The case of Wachovia is a glaring example. Between 2004 and 2007, several million dollars passed from the coffers of the Sinaloa cartel into the bank accounts of Wachovia through casas de cambio (currency exchange offices). These Mexican offices would receive the cash, open accounts managed by a Wachovia branch in Miami and electronically transfer the money into accounts in the U.S. Wachovia didn't respect the anti-money-laundering protocol in the transfer of more than $378 billion. Of that enormous sum, at least $110 million came from drug trafficking and ended up in international banking networks. In 2010, Wachovia negotiated a $160 million settlement ($110 million in forfeiture plus a $50 million fine) with federal authorities. But that figure is paltry compared with the bank's earnings.
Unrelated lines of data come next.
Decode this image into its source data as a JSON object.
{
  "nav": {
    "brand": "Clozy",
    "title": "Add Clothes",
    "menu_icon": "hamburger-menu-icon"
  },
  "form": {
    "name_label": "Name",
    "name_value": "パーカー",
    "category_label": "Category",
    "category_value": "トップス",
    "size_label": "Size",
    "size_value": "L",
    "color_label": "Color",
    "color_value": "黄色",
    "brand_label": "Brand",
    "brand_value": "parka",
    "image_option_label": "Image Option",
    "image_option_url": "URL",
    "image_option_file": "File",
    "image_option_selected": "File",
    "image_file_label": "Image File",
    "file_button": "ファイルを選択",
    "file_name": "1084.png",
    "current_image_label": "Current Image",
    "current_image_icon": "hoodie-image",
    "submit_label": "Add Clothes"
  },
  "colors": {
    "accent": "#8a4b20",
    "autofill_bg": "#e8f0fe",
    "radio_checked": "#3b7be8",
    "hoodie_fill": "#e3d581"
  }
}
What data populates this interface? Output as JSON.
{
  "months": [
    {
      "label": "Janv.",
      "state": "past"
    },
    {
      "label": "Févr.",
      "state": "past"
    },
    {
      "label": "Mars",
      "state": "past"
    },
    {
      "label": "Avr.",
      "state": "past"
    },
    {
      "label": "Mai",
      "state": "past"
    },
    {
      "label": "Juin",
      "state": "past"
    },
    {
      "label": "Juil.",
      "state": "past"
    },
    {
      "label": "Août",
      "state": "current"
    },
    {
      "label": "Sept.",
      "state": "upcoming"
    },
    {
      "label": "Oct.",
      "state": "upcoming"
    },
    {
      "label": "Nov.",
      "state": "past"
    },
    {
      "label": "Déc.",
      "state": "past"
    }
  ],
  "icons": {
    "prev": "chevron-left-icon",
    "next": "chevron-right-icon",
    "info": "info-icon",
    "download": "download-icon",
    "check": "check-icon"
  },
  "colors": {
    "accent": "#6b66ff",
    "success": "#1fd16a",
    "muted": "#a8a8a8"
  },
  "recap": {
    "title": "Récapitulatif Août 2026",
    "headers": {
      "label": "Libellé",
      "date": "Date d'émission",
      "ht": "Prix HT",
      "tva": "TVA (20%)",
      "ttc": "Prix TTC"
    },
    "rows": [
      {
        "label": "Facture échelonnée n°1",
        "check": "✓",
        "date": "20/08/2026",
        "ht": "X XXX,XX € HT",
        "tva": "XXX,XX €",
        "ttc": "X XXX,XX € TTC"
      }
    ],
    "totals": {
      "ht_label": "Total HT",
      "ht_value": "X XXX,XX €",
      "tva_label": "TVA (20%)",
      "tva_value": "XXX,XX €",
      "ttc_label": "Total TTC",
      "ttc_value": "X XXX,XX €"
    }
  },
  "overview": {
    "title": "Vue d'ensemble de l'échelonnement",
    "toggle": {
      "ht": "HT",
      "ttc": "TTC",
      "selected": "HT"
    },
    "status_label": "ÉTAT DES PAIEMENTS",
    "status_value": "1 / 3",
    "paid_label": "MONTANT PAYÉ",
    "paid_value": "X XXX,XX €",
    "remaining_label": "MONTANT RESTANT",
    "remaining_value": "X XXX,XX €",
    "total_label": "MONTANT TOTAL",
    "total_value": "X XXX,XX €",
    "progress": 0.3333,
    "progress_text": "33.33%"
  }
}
A wall will do little to stop cartels, which have found creative ways to sneak drugs into to the country. Mexico's Attorney General's Office/AP

Everyone—the narcos, the banks, the casas de cambio—profited despite the wall because smugglers no longer cross borders with suitcases of cash. Now money is moved directly from Mexico with a click. Yet recently the Clearing House, an association that represents the largest American banks, announced it plans to propose a new system of anti-money-laundering rules to the government. This system would reduce the current requirements (which include the completion of a report on every transaction that could be criminal), thus lightening the bureaucratic and financial load that banks bear in order to respect the current anti-money-laundering protocols.

"What we are witnessing today is the renewal of the American spirit," Trump said in his speech to Congress. But a wall is not part of that spirit; it's part of a darker, more cynical tradition, one not in line with those inalienable rights cited in the Declaration of Independence: life, liberty and the pursuit of happiness. Rights that the Founding Fathers recognized for all men, not only Americans.

Roberto Saviano is the author of the books Gomorrah, about the Italian Mafia, and ZeroZeroZero, about the global cocaine trade. ZeroZeroZero was found in drug trafficker "Chapo" Guzmán's hideout by the Mexican marines at the end of 2015. Since the publication of Gomorrah in 2006, he has lived under police protection because of threats to his life. This article was translated by Kim Ziegler.